A. One mistake that people commonly make is to treat the CDBG disaster funds the same as the regular CDBG funds. They’re very different. Even though there’s a good 60-70% overlap in the requirements, that other 30% is where a lot of communities get in trouble. For example, you can repair, replace, and rebuild housing and infrastructure under the regular CDBG. But when you’re using CDBG-DR funds, you can only do these allowed activities if you can show there was a direct impact from the disaster. But because states are familiar with regular CDBG and FEMA, they may start moving ahead with their projects and plans and implement in those fashions—and then they find out that the CDBG-DR rules are different. Now these projects are not eligible because you didn’t show the tie-back to the disaster. It’s very critical to get true CDBG-DR experts on board, either through direct hires or reaching out to a consulting firm like ICF.
Q. How does the HUD monitoring visit work? Is there just one, or many? When do they happen?
A. Under the regular CDBG, which has been around for a long time, HUD would visit every one to three years and check various programs that you were running with the funds. But under CDBG-DR, they find that the grantees can get very off-track, and they don’t want them going down the wrong road for two or three years. This means that, depending on the funding size, once you get your CDBG-DR fund, HUD is going to make a visit within that first year to see where you are with your program. If it’s a very large allocation—those that are getting into the billions—they’re going to be there within six months.
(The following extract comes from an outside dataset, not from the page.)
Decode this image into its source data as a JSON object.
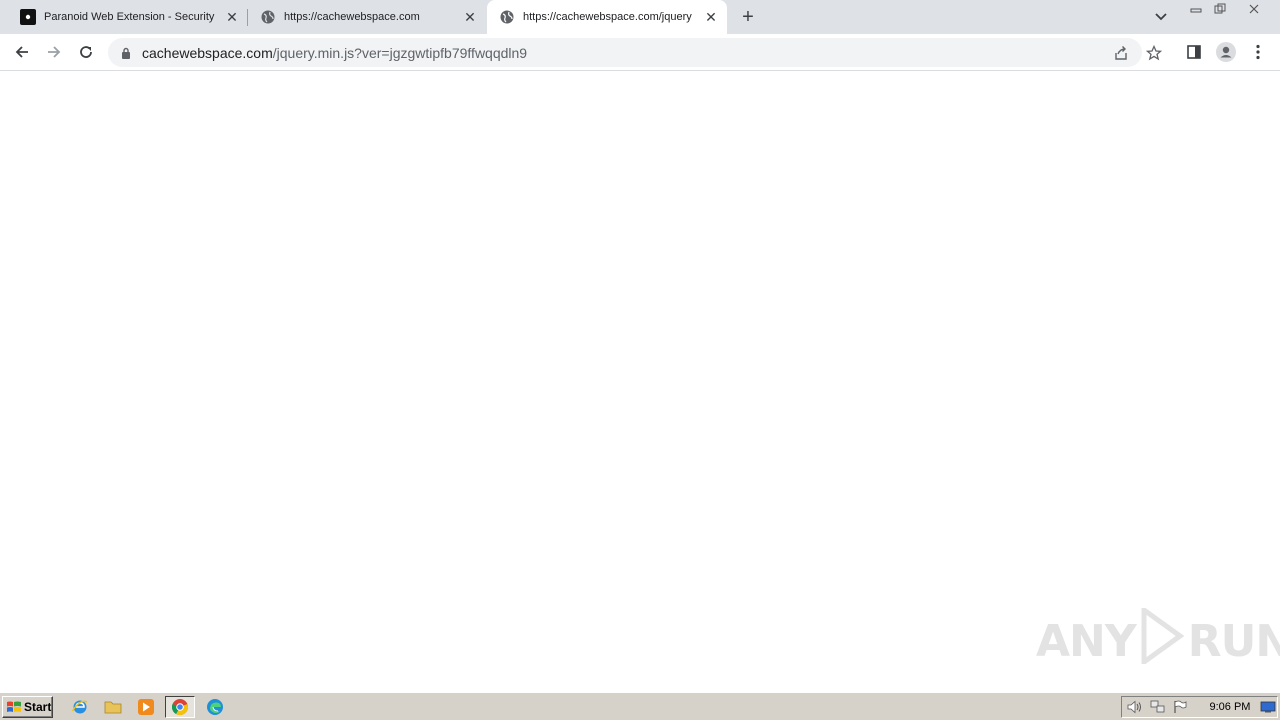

And then they’ll probably be there every six months thereafter.
Q. What happens during these monitoring visits?
A. They do a technical assistance: they’ll come in and look at what you’re doing, they’ll raise questions, give you a chance to raise questions, and point out things they see that are off-track, or potentially non-compliant, or even straight up non-compliant. And then they’ll tell you that they’ll be back in six months to monitor you, so you need to get your issues fixed.
There’s a lot of oversight – that’s the point I want to get across – having been in the disaster world for 15 years – you’re already scrambling to get this assistance to people, to get them back into their homes, get their schools and parks rebuilt, and then you learn that HUD’s coming. So, if you haven’t been preparing from the beginning for HUD to be there, everything you’re doing stops, and everybody must run and find the documentation that HUD will need. From a HUD perspective, if it isn’t documented, it didn’t happen. Spending the time and resources to look for documentation months after you’ve taken an action impacts your program and its performance—you literally need to get ready for HUD to be there on a day-to-day basis, documenting your compliance as you go.
Q. What are the consequences of non-compliance?
A. If HUD sees that you have spent CDBG-DR funds on an ineligible activity, they will require that those funds get paid back to HUD. The repayment must come out of your general funds; you can’t pay it back with another federal source. It can be a huge impact to a community’s general fund if they mismanage a project and it’s found to be non-compliant.
Q. What inspires you to do this work?
A. By the time I enter the scene as the CDBG-DR practitioner, these communities have already gone through so much. They’ve weathered the disaster, they’ve gone through the FEMA assistance process, and they’re exhausted. What stands between the HUD funds that are available to help people and people getting those funds is just the management of it, so we’re there to help carry it over the line. We are the door that opens and closes to get this CDBG-DR money out to the people who need it most, and I’m inspired to help ease the burden on these communities that have been hit so hard.
To learn more about HUD’s monitoring objectives and the compliance documentation required at each CDBG-DR project phase, download the reference sheet.
Learn more about how ICF helps communities manage CDBG-DR program funds to rebuild neighborhoods after disasters occur.